> Anything may be referred to. How many kinds of 
> thing can be said to have a 'state'?

Once we have a representation, we know we're talking
about an information resource.

>  A 
> vanishingly small fraction, I suggest. Surely it 
> is clear that this prose (indeed, almost all of 
> section 3.1) was written under the assumption 
> that 'resources' are computational entities, 
> which can be accessed by sending bytes across a 
> network.

Right; pretty much all of section 3 (Interaction) is about
information resources.

>  None of the makes any sense if a 
> 'resource' can be, say, a piece of paper or a 
> remote galaxy or a long-dead dictator or a prime 
> number or a time-period or a fictional character 
> in a novel. Yet all of these can be *referred* to.
> 
> (4.4) If 'identify' simply means 'refer to', then 
> most of section 4.4 has nothing whatever to do 
> with the Web: with that interpretation, 
> everything it says applies to all uses of 
> referring words in every form of human written 
> and spoken language ever used. (This message has 
> a 'link' to me, for example.) Why exactly is this 
> section in this document, then?

ew... indeed, "identify" is used in a completely
different way in...

  "A specification SHOULD provide ways to identify links
  to other resources"

In that bit of text, identify basically means "parse"
or some such.

I'm afraid this is a bit of committee writing showing through.

> 
> >Then, elsewhere,
> >
> >"Agents may use a URI to access the referenced resource; this is called
> >dereferencing the URI."
> >  -- http://www.w3.org/TR/2004/REC-webarch-20041215/#dereference-uri
> >
> >What suggests to you that they are muddled?
> 
> See above.

OK, I can see things that suggest that they are muddled.

I still think that with just a little bit of generosity,
you can see a distinction between identification and
access in the text.

>  And of course a long trail of earlier 
> correspondence.

Well, I'm willing to look at individual bits, but
I'd also be happy to leave all that aside.

>  But just having a single term for 
> URLs and URNs is already muddled. The terminology 
> of "identify" which has been being used in W3C 
> writings for almost a decade now is inherently 
> muddled between these interpretations; one can 
> see it switching back and forth between them as 
> one reads sentences and paragraphs.

Now you're arguing by assertion. No fun.

>  The idea that 
> if a URI accesses something it must therefore 
> refer to that thing also, is an example of the 
> muddle.

Who said it must? That it does is a design
choice in the web.

> >OK, perhaps it's a bit confusing that "reference" means identification
> >while "dereference" means access.
> >
> >And why do you suggest that the same name can't be used
> >both ways? Surely "Pat Hayes" is used both ways:
> >
> >   Pat Hayes is a hoopy frood.
> >
> >vs
> >
> >   Hey Pat Hayes, come over here!
> 
> Those are both referring uses.
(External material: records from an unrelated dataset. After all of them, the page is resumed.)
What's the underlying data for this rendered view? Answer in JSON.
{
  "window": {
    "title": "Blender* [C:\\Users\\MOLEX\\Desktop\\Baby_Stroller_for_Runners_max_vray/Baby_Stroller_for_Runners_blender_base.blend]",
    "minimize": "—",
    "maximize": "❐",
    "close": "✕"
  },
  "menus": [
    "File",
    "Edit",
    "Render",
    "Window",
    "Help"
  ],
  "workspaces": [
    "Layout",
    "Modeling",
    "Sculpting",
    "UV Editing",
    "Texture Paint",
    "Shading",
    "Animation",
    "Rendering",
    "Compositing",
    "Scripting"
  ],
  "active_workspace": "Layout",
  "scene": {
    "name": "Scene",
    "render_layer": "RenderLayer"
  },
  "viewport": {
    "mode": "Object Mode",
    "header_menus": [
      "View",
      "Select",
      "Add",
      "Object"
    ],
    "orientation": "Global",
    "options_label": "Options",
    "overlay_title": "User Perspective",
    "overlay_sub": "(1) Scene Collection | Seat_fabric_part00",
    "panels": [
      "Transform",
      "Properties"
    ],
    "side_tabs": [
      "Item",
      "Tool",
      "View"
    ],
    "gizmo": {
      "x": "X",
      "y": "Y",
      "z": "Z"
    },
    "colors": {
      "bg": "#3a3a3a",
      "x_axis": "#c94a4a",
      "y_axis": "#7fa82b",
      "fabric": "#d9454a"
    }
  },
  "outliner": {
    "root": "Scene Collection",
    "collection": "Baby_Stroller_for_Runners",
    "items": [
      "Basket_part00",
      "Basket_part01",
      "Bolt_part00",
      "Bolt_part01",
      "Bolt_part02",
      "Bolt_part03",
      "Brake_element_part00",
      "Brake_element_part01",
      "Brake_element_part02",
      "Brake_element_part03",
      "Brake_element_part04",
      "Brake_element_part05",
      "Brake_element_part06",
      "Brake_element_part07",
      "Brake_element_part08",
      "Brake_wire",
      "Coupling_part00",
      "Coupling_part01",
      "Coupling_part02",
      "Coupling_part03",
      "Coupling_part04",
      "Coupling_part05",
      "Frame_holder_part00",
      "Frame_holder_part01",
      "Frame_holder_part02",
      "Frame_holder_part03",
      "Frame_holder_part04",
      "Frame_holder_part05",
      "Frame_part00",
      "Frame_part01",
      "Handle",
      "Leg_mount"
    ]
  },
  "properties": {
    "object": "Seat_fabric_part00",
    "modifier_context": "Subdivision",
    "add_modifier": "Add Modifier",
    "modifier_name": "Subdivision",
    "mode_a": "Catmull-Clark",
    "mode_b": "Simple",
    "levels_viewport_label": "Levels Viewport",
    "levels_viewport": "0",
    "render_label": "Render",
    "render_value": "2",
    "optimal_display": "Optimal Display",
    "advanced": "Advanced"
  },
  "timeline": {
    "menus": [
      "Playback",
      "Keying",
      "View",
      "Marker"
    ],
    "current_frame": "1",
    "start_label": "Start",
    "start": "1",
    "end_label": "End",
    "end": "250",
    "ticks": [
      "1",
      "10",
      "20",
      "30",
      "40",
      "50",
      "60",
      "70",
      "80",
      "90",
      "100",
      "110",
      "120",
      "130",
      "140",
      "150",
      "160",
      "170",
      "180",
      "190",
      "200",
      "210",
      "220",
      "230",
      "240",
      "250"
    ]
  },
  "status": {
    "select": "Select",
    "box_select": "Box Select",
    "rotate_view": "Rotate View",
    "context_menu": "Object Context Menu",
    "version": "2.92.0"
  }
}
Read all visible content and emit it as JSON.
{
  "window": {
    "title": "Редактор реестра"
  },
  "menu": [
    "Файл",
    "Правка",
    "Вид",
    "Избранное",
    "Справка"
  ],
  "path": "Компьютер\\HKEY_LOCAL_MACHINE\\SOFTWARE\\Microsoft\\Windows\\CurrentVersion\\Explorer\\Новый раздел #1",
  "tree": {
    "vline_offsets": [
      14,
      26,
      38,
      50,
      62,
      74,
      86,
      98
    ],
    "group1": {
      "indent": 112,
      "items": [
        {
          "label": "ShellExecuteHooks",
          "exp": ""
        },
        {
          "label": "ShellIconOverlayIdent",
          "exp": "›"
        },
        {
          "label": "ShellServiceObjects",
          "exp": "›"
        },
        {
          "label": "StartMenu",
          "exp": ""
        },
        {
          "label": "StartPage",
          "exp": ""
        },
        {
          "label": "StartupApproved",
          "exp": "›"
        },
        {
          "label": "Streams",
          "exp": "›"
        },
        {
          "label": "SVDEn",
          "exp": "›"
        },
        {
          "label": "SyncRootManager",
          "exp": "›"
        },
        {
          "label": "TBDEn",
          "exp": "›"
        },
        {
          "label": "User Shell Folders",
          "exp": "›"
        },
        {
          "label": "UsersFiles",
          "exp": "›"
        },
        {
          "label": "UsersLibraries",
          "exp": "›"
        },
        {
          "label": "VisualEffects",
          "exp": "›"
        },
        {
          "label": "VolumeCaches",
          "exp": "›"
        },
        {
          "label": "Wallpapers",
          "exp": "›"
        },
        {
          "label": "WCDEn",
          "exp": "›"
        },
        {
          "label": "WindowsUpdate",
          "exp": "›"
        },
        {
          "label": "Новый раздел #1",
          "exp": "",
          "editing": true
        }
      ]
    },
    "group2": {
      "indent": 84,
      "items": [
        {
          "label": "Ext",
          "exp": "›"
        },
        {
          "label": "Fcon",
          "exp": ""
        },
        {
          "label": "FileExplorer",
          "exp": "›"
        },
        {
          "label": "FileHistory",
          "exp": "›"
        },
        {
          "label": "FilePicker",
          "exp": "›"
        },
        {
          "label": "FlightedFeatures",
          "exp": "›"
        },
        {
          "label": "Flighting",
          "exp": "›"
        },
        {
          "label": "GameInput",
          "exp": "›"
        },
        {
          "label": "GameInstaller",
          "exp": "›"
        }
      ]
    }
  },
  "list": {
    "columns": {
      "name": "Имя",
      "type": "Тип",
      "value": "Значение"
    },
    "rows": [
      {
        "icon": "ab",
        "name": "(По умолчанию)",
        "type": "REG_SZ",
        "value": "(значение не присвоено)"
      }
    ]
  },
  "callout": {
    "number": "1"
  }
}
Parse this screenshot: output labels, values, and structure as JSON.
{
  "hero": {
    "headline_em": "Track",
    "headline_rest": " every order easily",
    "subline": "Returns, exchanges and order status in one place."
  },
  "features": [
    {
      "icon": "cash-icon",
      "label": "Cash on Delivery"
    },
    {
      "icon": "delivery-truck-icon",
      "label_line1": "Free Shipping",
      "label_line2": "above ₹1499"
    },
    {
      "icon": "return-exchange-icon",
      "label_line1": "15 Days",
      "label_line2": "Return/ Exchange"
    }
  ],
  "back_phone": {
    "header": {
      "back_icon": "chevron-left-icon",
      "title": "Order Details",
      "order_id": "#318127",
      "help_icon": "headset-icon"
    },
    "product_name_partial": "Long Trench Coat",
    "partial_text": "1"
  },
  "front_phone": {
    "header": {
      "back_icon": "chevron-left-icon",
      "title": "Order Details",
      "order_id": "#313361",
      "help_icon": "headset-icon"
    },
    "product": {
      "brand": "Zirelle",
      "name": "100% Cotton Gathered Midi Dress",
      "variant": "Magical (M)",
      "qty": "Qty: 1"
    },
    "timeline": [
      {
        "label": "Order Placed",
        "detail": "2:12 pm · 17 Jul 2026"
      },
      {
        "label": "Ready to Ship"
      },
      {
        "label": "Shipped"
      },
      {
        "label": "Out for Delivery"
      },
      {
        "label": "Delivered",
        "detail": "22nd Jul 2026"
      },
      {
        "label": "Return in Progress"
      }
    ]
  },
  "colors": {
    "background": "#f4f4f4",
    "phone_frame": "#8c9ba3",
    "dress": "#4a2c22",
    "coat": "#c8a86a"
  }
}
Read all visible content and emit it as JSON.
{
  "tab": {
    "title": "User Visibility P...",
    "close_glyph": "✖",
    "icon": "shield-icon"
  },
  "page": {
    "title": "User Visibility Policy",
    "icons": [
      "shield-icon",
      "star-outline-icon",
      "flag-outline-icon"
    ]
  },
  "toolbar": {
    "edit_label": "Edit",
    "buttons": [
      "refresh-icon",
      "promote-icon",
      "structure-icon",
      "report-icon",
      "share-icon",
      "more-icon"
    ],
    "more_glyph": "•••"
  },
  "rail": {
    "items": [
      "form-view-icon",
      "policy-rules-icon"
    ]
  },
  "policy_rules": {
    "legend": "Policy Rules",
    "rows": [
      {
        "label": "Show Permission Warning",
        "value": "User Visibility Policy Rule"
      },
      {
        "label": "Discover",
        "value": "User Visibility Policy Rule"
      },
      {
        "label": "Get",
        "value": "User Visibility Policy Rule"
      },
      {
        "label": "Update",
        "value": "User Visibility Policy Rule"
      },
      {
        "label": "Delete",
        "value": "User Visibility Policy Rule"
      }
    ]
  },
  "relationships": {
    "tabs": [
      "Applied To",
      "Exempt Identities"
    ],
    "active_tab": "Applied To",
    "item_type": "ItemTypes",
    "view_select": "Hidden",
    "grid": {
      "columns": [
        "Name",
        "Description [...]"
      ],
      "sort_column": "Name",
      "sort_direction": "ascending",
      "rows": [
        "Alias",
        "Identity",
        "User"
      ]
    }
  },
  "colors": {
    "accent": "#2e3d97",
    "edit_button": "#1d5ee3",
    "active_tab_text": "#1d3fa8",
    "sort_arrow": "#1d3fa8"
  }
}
The access use, if 
> you could do it, would be that when you said "Pat 
> Hayes", I would be teleported to be standing in 
> front of you.

It's hard to convey my meaning in text...

The access case I meant is when I actually yell your name
in a room where you are, and you turn around and look at me and
perhaps walk over; i.e. I send a message that includes
your name in such a way that you sense and respond to it.

>  (Arguably, an example might be 
> where you say to Henry, where is Pat Hayes?, and 
> without speaking, Henry comes over and drags me 
> back to you by pulling my shirt.)
> 
> Pat
-- 
Dan Connolly, W3C http://www.w3.org/People/Connolly/
Received on Tuesday, 26 June 2007 23:28:16 UTC

This archive was generated by hypermail 2.3.1 : Wednesday, 7 January 2015 15:32:52 UTC